By Michael Brown, Contributing Editor

Throughout my eighteen years of incarceration on a life sentence, there have been many times where I’ve found myself trying to discover a renewed sense of purpose and way to be of service to others. I realized that as a lifer I’m part of the class of prisoners that is often discriminated against by the prison system. We are usually housed in facilities that limit our activities and our access to positive programs. Moreover, society rejects us (lifers) because, from their perspective, we have nothing to offer or give back to their communities… as we are sentenced to die in prison.

However, the program, Lifers With Optimistic Progress program (L.W.O.P.), is more than an activity to partake in or just another program. After 18 years of incarceration, with the last twelve of those years being serviced in the Security Housing Unit (SHU), the L.W.O.P. Lifeline Youth Offender Program provides me with a new sense of purpose – mentoring the youth who are entering the prison system. This amazing program also allows us as a collective group to give back to society.
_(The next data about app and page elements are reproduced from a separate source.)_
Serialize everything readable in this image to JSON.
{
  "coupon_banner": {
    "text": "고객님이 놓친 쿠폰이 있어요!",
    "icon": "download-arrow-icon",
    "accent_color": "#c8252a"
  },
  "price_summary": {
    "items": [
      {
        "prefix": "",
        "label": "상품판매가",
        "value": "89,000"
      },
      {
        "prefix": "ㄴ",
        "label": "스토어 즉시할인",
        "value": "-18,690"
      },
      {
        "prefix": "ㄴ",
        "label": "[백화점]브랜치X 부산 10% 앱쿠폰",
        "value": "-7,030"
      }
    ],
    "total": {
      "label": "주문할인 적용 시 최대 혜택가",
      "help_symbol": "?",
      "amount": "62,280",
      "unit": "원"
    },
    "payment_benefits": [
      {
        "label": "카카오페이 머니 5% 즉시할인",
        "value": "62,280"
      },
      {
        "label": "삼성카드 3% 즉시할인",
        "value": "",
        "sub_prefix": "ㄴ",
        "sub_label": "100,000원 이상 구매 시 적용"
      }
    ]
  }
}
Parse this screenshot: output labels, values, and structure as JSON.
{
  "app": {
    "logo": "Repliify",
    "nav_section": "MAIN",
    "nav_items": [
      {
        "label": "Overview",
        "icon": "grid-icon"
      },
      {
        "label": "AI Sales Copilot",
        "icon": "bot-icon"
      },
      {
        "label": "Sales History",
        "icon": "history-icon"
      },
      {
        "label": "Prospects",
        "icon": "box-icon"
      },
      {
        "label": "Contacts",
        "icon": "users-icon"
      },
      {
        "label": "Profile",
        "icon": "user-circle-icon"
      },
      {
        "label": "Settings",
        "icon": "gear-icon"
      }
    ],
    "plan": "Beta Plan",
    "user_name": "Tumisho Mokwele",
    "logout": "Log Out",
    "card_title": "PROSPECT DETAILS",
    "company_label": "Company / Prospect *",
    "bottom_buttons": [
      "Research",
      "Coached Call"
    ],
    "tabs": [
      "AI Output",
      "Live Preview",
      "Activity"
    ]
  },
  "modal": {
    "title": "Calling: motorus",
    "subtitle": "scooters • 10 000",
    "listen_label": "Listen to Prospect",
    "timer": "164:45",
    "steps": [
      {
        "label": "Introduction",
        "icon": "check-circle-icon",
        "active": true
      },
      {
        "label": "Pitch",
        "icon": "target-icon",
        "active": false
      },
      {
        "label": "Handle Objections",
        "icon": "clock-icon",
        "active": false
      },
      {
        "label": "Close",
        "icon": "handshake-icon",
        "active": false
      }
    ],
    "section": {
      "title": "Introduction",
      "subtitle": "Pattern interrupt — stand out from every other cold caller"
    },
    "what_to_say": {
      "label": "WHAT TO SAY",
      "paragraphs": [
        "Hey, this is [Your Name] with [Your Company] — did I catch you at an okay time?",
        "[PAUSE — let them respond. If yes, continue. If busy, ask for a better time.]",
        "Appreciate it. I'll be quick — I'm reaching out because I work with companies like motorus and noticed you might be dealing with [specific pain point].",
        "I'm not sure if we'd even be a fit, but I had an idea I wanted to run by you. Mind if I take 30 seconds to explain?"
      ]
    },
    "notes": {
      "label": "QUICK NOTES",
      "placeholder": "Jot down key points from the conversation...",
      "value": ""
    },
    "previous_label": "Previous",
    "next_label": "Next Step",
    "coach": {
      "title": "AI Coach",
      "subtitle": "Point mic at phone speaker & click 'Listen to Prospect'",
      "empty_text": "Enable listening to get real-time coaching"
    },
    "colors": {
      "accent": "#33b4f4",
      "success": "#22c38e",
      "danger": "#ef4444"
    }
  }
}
The L.W.O.P. program illustrates how this class of life prisoners generally rejected by the system and society can be a positive and productive resource for both the prison system and society. The L.W.O.P. mentors with more than 200 years combined experience in prison utilize their experience and insight to teach incarcerated young men the importance of participating in positive prison programs. Allowing these lifers to give back to society by enabling them to assist and influence young men who will reenter their communities with a more positive and productive mindset, is beneficial to all of us.

It is important to understand that the real engine or driving force of the L.W.O.P. Youth Offender Program is the youth! These young men made a conscious decision to work on bettering themselves while incarcerated so that they will reenter society better prepared to succeed as men and fathers: to be positive examples in their respective communities and for their families. It is for these reasons that the system and society should begin to recognize and utilize the insight, experience and will of the lifers in prison. It’s time to fully acknowledge and treat Lifers as having something valuable to offer.
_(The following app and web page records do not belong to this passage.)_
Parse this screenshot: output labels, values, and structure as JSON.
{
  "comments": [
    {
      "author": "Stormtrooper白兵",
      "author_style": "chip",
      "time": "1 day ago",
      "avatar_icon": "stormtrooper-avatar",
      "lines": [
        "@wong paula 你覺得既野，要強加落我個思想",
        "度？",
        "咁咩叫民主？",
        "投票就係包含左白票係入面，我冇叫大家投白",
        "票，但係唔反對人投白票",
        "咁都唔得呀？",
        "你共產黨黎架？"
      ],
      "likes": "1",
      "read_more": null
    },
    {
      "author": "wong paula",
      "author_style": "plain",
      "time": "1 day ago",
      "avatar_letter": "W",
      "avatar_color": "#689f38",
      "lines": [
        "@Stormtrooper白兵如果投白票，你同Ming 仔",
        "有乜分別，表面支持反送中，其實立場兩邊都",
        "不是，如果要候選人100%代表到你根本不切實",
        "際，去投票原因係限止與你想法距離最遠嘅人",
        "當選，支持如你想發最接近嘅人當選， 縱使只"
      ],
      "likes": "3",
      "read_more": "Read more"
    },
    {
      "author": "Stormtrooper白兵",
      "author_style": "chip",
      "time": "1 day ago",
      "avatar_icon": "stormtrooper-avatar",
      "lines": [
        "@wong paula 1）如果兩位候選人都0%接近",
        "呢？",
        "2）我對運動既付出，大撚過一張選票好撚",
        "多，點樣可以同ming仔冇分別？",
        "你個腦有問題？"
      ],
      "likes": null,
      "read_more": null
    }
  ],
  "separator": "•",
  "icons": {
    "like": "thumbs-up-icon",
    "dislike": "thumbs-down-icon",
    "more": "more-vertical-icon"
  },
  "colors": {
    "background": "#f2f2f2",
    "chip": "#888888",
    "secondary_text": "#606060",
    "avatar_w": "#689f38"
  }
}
My hope in writing this on behalf of the L.W.O.P. Lifeline Youth Offender Program is to increase interest and receive much needed and deserved support and sponsorship from those on the outside. It is one thing for society to overlook the lifers, but another issue all – together for society to NOT take an interest in the incarcerated youth who will return to their communities in the near future. It all begins by supporting the positive programs available to them while they are still behind the walls.